### Task description:
For each line in the data below that holds "title", return a copy.

### Material supplied:
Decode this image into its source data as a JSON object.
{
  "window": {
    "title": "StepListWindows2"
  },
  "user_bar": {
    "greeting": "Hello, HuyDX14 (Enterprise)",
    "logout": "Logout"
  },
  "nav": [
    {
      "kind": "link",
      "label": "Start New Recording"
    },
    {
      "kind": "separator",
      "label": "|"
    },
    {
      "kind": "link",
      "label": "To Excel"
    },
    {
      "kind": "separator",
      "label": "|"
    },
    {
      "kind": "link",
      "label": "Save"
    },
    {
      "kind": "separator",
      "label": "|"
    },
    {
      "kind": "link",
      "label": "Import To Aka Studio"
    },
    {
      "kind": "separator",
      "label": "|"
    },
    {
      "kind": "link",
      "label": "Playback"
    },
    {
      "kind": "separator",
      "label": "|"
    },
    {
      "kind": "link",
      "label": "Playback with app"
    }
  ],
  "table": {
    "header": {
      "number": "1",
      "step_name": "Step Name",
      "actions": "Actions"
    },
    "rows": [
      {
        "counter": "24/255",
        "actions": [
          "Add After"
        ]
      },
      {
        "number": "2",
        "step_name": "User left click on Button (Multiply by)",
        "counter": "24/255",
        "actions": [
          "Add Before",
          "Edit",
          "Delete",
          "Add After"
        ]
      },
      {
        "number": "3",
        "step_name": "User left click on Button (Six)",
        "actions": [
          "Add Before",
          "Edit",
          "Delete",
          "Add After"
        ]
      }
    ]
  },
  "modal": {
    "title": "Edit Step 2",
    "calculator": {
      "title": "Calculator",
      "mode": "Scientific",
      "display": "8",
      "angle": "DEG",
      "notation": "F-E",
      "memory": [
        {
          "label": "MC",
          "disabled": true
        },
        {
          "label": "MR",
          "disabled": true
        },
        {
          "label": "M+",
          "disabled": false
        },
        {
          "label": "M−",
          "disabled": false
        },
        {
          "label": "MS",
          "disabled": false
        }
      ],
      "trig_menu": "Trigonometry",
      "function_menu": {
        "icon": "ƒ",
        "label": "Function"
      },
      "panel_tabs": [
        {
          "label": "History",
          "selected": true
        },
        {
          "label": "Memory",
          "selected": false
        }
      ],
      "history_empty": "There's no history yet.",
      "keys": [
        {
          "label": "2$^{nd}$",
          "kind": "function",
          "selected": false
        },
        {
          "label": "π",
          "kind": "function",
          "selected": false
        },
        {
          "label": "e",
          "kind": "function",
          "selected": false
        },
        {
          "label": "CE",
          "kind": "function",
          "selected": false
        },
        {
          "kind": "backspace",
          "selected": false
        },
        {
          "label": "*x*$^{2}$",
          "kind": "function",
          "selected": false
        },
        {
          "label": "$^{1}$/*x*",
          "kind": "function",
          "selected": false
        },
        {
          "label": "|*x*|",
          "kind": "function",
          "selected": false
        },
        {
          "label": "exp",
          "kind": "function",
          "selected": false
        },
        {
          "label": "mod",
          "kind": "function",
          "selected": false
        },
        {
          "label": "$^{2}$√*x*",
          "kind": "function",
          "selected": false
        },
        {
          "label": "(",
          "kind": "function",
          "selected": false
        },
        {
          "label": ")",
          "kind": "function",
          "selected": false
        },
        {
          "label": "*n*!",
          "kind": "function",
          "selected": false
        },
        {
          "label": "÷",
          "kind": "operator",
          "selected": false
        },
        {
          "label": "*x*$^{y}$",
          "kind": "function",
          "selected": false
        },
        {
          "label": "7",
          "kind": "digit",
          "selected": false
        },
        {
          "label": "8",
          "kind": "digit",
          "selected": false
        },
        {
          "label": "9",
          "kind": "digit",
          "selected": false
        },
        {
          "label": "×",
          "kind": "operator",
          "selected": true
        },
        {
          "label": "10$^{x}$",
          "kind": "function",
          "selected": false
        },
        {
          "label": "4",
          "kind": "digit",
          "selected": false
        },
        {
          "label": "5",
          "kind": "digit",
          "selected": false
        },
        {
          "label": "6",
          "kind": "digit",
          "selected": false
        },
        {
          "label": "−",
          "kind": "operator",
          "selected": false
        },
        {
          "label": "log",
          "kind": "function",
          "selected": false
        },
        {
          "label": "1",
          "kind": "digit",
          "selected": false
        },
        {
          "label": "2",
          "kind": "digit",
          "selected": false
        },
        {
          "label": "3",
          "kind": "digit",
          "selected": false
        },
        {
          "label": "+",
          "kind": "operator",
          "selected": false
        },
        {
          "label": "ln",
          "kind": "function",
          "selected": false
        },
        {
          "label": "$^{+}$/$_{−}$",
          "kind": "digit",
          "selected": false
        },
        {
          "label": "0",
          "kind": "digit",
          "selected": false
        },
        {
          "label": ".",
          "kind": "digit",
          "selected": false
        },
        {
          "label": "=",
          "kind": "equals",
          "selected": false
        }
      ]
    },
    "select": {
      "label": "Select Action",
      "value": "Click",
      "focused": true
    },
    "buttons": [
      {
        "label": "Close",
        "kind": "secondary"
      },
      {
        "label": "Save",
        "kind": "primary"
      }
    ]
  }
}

### Written solution:
    "title": "StepListWindows2"
    "title": "Edit Step 2",
      "title": "Calculator",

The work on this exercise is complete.